Start of Records shown

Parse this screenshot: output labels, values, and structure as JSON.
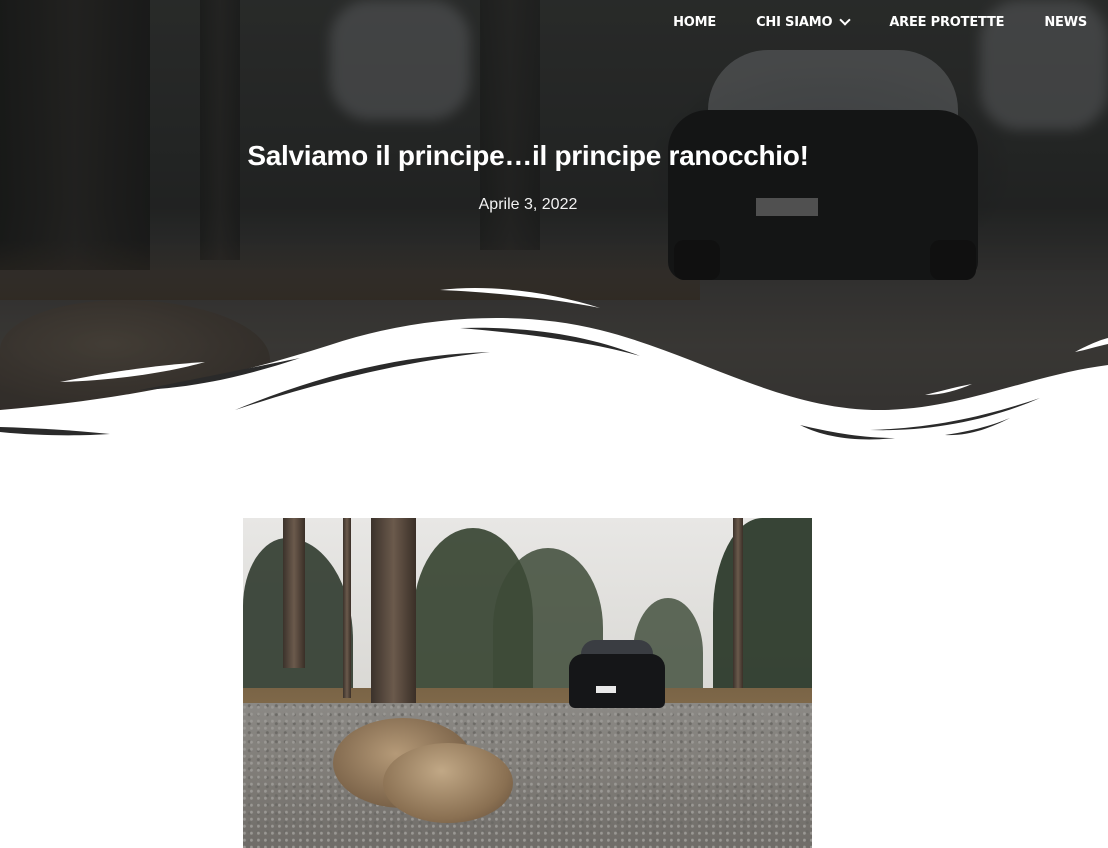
{
  "nav": {
    "items": [
      {
        "label": "HOME"
      },
      {
        "label": "CHI SIAMO",
        "has_dropdown": true
      },
      {
        "label": "AREE PROTETTE"
      },
      {
        "label": "NEWS"
      }
    ]
  },
  "post": {
    "title": "Salviamo il principe…il principe ranocchio!",
    "date": "Aprile 3, 2022"
  },
  "colors": {
    "nav_text": "#ffffff",
    "page_background": "#ffffff",
    "hero_overlay": "#1e1e1e"
  },
  "icons": {
    "dropdown": "chevron-down-icon"
  }
}
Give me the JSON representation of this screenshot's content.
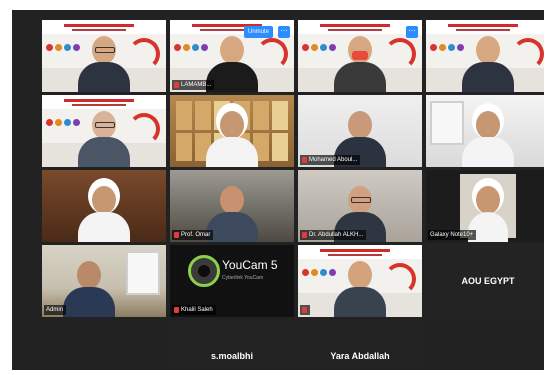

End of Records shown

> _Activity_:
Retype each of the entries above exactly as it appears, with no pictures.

> _Task output_:
Parse this screenshot: output labels, values, and structure as JSON.
{
  "nav": {
    "items": [
      {
        "label": "HOME"
      },
      {
        "label": "CHI SIAMO",
        "has_dropdown": true
      },
      {
        "label": "AREE PROTETTE"
      },
      {
        "label": "NEWS"
      }
    ]
  },
  "post": {
    "title": "Salviamo il principe…il principe ranocchio!",
    "date": "Aprile 3, 2022"
  },
  "colors": {
    "nav_text": "#ffffff",
    "page_background": "#ffffff",
    "hero_overlay": "#1e1e1e"
  },
  "icons": {
    "dropdown": "chevron-down-icon"
  }
}
Give me the JSON representation of this screenshot's content.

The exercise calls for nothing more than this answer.